Paolo Virno has suggested a connection between Simondon’s thought and Saussure’s linguistics, stressing that in the latter “there are no positive terms, language is understood as a differential relation. Paolo Virno, Multitude: Between Innovation and Negation, Trans. I. Bertoletti, J. Cascaito, and A. Casson, New York, Semiotexte, 2008,50.]
 “L’être sujet peur se concevoir comme système plus ou moins parfaitement coherent des trios phases successives de l’être: pré-individuelle, individuée, transindividuelle, correspondant partiellement mais non complètement à ce que designent les concepts de nature, individu, spiritualité.” Gilbert Simondon, L’individuation à la lumière des notions de forme et d’information, Paris, Millon, p310.
 “Les milieux pré-individuels de l’individuation psychique sont originairement techniques. C’est-à-dire sociaux.” Bernard Stiegler, “Chute et élévation: l’apolitique de Simondon.” Revue Philosophique N3/2006, pg. 327,

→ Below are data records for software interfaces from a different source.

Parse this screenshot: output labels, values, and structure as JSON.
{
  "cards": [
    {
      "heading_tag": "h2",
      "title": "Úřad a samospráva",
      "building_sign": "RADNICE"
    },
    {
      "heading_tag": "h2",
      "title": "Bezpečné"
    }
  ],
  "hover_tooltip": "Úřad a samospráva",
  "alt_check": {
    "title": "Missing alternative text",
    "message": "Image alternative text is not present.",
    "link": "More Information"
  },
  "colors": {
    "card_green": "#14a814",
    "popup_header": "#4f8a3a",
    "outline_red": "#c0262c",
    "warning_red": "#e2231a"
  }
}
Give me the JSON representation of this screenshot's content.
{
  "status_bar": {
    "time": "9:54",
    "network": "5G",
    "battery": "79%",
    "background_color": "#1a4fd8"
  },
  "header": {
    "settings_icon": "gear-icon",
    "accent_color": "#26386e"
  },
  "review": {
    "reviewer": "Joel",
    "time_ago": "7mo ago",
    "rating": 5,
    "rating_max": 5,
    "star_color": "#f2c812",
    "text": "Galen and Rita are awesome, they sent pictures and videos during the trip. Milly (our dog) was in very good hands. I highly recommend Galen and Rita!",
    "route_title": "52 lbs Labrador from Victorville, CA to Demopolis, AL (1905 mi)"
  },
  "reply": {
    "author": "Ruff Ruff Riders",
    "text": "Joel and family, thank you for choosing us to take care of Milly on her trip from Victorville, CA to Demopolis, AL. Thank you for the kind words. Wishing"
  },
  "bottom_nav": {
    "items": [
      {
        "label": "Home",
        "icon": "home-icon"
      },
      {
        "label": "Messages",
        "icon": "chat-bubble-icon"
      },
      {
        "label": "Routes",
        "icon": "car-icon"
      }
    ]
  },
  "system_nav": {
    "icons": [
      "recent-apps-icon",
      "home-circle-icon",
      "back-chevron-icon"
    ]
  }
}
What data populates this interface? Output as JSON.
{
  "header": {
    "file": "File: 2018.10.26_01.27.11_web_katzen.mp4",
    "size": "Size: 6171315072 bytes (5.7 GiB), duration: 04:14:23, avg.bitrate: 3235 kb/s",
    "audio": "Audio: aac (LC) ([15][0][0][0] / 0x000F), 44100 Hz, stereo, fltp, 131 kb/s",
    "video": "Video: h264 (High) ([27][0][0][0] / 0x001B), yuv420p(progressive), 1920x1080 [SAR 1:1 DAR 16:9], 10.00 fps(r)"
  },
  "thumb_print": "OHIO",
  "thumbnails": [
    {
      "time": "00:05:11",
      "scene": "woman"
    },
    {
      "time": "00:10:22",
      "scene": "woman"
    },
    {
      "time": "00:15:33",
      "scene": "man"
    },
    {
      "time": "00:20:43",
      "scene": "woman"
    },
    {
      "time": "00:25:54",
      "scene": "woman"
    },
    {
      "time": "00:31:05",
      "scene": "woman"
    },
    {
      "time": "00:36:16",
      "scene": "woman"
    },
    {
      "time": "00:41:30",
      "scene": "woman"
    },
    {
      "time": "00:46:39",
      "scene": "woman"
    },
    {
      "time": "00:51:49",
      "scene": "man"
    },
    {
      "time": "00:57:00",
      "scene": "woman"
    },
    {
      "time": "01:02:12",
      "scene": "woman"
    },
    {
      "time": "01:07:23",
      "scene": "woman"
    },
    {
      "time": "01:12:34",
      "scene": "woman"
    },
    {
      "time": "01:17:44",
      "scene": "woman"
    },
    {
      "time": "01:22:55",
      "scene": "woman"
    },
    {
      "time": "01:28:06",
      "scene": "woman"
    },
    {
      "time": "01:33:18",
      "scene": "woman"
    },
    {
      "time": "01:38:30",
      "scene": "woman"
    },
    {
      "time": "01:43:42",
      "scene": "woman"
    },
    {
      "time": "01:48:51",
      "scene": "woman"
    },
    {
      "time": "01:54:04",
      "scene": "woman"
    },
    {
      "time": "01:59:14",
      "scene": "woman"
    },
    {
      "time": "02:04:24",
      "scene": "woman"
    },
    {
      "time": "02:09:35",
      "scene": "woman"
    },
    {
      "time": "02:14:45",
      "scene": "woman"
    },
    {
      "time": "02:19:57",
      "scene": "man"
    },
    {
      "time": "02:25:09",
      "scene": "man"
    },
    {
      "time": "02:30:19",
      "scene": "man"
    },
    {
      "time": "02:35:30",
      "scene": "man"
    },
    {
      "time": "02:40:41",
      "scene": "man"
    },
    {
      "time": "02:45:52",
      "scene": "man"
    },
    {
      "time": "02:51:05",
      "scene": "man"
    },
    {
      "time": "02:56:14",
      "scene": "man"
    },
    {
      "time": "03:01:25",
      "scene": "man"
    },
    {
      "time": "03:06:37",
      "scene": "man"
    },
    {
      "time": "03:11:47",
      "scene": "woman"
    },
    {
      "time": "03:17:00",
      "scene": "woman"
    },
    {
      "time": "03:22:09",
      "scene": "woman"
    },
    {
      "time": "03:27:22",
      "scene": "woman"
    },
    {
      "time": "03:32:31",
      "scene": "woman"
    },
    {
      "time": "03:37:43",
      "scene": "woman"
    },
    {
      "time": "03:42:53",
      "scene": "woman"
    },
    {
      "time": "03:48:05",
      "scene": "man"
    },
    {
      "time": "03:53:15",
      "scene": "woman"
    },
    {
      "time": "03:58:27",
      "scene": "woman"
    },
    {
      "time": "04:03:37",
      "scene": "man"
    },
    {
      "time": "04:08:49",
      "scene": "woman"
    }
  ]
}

 Bernard Stiegler, Technics and Time, 2: Disorientation, translated by Stephen Barker, Stanford: Stanford University, 2009, 8.
 “When I inherit an object, a flint cutting tool, for example, I inherit it through it its mode of use, that is, the gestures, the motor behaviors that lead to the production of the flint cutting tool.” Bernard Stiegler, Acting Out, trans.David Barison et al, (Stanford: Stanford University, 2009), 68.
 Bernard Stiegler, For a New Critique of Political Economy, Transl. Daniel Ross, Cambridge: Polity, 2010) 38.
 Paolo Virno “Reading Gilbert Simondon: Transinviduality, Technical Activity, and Reification,” Radical Philosophy, 136 (March/April 2006), 40
 Stiegler, Acting Out, 48.
 Paolo Virno, A Grammar of the Multitude: For an Analysis of Contemporary Forms of Life. Translated by Isabella Bertoletti et al, New York: Semiotext(e), 2004, 98.
 Jason Read, “The Production of Subjectivity: From Transindividuality to the Commons,” New Formations (70)120.
 Gilles Deleuze and Félix Guattari, Anti-Oedipus, Trans.R. Hurley, et al, Minneapolis, University of Minnesota, 1983, 270
 Maurizio Lazzarato, Puissance de l’invention: La psychologie économique de Gabriel Tarde Contre L’économie politique, Paris: Les empêcheurs de penser en rond, 2002, 135.
 Ibid., pg. 32
 Maurizio Lazzarato, Les revolutions du capitalisme, Paris: Le Seuil, 2004, 116.
 Maurizio Lazzarto, Puissance de l’invention, 61
 Ibid, 376
 Ibid, 85
 Karl Marx, The Economic and Philosophic Manuscripts, 104.
 Paolo Virno, Grammar of the Multitude pg. 60
 Ibid., pg. 61.
 Matteo Pasquinelli, Animal Spirits: A Bestiary of the Commons, Rotterdam: NAI publishers, 2008,138.
 Massimo De Angelis, The Beginning of History pg. 4